• **PROVIDED DATA**:
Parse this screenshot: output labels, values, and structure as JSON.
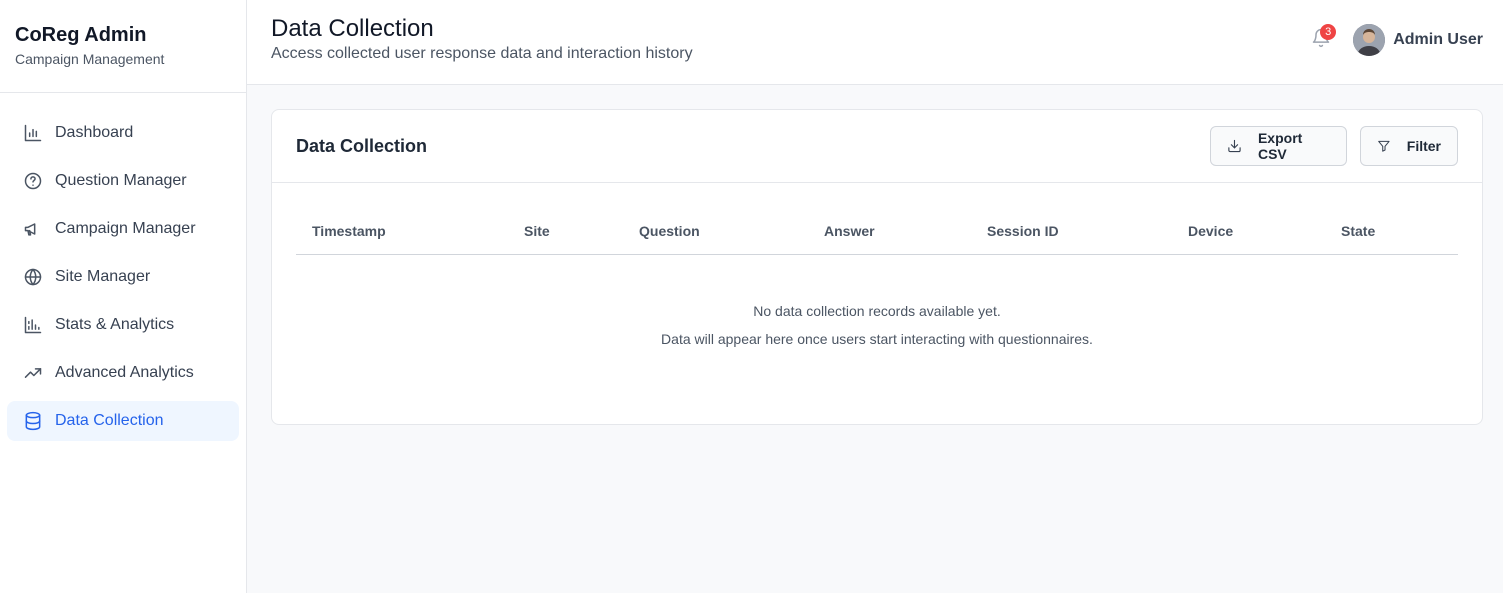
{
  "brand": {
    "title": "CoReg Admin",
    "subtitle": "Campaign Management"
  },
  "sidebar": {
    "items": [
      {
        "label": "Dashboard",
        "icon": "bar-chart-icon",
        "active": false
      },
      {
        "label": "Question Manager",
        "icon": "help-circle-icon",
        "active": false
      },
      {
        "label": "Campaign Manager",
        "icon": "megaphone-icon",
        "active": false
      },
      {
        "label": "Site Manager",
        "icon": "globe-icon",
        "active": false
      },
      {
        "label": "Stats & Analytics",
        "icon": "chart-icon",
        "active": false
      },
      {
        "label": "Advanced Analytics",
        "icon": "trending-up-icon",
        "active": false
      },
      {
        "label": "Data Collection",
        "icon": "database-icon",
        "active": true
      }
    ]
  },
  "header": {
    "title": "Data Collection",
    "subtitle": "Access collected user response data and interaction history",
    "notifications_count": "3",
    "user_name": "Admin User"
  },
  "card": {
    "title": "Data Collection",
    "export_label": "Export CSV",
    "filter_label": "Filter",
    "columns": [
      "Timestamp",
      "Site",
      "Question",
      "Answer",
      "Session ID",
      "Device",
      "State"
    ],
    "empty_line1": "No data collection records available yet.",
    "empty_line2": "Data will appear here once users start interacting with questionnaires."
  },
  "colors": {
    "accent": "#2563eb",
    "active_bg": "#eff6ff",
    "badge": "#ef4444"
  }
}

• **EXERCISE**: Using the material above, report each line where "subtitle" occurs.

• **ANSWER BOX**:
    "subtitle": "Campaign Management"
    "subtitle": "Access collected user response data and interaction history",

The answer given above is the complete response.